How many times will we read an article saying this calendar event will be what compels employees to renounce their remote-working preferences for a return to office life circa 2019? The limit does not exist. After I returned from winter break, I read yet another piece on how workplace strategists could keep returning workers' morale high as they came back to the office, and saw that the advice remained admirably consistent: Focus on a nice physical space and people will want to return.

All of these "the space makes the difference" articles tend to ignore one thing: Workers have to get there. According to the U.S. Census Bureau, the average commuter spends approximately 50 minutes a day getting to and from work. That's lower than the pre-pandemic average of 54 minutes, and per the New York Times, that drop is largely attributable to newly-flexible workplaces: 

With fewer employers demanding rigid 9-to-5 schedules, the morning and evening rush hours thinned out. People still drove a lot — running errands in the middle of the day between Zoom meetings — but those who had to commute at traditional times had less traffic to contend with. 
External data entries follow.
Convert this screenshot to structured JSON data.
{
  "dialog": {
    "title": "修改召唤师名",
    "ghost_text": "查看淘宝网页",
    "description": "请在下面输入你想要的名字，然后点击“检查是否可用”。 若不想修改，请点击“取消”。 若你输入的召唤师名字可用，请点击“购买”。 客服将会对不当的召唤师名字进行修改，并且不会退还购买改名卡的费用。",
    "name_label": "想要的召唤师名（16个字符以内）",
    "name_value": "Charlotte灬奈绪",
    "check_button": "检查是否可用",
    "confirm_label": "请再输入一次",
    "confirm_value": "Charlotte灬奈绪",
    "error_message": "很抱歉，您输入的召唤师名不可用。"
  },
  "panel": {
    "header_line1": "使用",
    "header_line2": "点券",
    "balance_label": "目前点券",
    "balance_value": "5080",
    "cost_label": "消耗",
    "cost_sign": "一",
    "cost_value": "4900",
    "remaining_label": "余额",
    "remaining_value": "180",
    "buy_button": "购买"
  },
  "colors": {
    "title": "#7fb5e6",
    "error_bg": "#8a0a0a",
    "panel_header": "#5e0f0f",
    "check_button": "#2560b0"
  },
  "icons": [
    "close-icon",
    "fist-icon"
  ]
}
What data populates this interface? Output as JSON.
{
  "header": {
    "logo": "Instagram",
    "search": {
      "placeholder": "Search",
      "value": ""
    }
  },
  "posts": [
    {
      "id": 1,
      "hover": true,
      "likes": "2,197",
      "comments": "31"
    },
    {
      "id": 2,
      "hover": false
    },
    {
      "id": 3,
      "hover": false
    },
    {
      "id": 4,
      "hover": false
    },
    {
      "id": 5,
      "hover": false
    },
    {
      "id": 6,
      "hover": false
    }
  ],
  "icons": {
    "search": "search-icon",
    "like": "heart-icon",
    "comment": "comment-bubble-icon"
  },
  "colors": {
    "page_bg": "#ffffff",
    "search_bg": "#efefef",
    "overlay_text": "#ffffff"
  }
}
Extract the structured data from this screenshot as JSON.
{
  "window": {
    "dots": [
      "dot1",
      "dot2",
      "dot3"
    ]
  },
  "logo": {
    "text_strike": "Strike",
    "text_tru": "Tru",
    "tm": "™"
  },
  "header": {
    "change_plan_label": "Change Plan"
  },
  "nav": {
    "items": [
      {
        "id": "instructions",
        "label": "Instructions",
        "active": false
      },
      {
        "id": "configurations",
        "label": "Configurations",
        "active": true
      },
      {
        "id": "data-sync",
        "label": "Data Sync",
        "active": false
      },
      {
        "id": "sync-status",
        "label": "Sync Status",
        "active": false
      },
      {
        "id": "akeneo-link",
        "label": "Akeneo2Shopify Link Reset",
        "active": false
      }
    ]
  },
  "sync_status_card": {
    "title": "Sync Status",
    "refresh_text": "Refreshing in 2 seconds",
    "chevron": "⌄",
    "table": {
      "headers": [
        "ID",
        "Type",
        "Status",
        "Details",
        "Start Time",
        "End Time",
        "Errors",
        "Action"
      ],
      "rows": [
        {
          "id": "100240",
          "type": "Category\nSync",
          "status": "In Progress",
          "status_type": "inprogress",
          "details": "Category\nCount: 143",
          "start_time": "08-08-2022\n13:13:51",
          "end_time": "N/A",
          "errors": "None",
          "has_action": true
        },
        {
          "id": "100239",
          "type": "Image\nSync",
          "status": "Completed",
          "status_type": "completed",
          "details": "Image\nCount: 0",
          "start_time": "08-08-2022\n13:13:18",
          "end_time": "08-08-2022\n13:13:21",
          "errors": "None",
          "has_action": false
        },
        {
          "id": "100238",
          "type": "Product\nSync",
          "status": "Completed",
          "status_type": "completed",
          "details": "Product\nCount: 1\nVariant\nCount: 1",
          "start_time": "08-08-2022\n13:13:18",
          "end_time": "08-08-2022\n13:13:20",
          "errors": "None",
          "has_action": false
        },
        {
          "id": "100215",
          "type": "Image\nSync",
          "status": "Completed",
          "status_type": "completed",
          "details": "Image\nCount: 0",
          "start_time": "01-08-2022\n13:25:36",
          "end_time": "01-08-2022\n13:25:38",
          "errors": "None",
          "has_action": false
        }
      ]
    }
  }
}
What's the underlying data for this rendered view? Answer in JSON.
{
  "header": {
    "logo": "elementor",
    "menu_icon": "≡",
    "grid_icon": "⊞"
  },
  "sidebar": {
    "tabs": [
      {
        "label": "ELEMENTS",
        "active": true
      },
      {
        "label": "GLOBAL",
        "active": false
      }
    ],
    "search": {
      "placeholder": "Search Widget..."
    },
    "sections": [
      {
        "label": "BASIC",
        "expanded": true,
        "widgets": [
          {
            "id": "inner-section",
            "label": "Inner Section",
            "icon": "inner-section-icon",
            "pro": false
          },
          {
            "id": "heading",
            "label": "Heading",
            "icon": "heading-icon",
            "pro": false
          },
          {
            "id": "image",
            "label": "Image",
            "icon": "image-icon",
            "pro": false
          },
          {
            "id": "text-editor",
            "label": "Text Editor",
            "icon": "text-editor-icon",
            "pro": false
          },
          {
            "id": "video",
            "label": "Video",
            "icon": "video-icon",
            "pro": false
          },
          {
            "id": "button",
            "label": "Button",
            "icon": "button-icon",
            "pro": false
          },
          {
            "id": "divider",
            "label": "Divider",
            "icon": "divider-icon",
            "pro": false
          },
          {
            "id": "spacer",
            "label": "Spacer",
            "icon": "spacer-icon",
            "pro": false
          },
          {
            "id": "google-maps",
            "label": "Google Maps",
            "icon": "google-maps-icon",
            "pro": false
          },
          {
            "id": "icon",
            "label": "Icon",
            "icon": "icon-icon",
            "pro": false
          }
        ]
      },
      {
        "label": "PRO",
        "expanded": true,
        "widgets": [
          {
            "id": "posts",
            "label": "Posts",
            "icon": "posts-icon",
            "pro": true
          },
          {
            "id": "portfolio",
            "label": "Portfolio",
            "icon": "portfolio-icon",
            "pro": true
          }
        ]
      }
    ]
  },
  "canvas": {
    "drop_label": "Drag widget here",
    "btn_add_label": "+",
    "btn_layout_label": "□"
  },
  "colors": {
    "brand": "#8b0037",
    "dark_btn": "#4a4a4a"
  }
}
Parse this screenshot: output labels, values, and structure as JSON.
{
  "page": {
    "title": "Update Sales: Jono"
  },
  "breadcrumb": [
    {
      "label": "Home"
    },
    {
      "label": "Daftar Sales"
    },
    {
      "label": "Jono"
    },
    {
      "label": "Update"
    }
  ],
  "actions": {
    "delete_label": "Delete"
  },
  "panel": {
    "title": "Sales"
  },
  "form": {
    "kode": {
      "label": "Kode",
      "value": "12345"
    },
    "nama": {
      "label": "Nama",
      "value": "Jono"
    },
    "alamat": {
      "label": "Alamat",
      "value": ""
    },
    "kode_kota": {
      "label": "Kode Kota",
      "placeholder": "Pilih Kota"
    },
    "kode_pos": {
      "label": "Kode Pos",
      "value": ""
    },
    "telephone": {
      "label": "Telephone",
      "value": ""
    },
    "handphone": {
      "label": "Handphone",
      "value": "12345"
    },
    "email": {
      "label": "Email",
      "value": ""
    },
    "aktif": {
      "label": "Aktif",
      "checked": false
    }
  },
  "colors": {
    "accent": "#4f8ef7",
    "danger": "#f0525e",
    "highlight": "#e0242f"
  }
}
While lower commute times are great, a growing number of workers are asking why they're spending time going to and from their employer for free. WBUR's On Point had a fascinating segment this Tuesday on whether or not workplaces should start factoring transit times into employee compensation. Christopher Wiese, an assistant professor of industrial organization psychology at the Georgia Institute of Technology or Georgia Tech, pointed out that the switch to remote work during the pandemic caused workers to re-examine whether or not they really had to lose nearly five hours a week to get to the same jobs they were already doing at home:

Before the pandemic, workers really didn't consider whether or not they should be compensated for the commute.

But, during the pandemic, they learned that they could do their jobs from home and are questioning why they even need to come in. So for those workers who are going through that returning to office, they're definitely reconsidering whether or not they should be compensated for that time.

The shift toward regarding the commute as part of the job and not merely the unpleasant friction accompanying employment might be part of a larger shift in the employee/employer model. As Wiese goes on to say in the On Point segment, some employers do already offer some compensatory benefits for commuting -- think of the shuttles that companies like Google or Apple offer to employees so they don't have to bear transit costs, or employers who offer commuter checks to offset public transit expenses. 

You want your workers in your beautifully designed workspace? Help them feel like they're not being taken advantage of by offering pick-up laundry service at home. 

Heck -- you free remote workers from the tyranny of juggling housework between Zoom calls by linking housework benefits to in-office presence and you'll have bodies at (hot)desks as often as you want. It all comes down to workers feeling as if their time is valuable. And it's on managers and workplace strategists to recognize that feeling and act on it.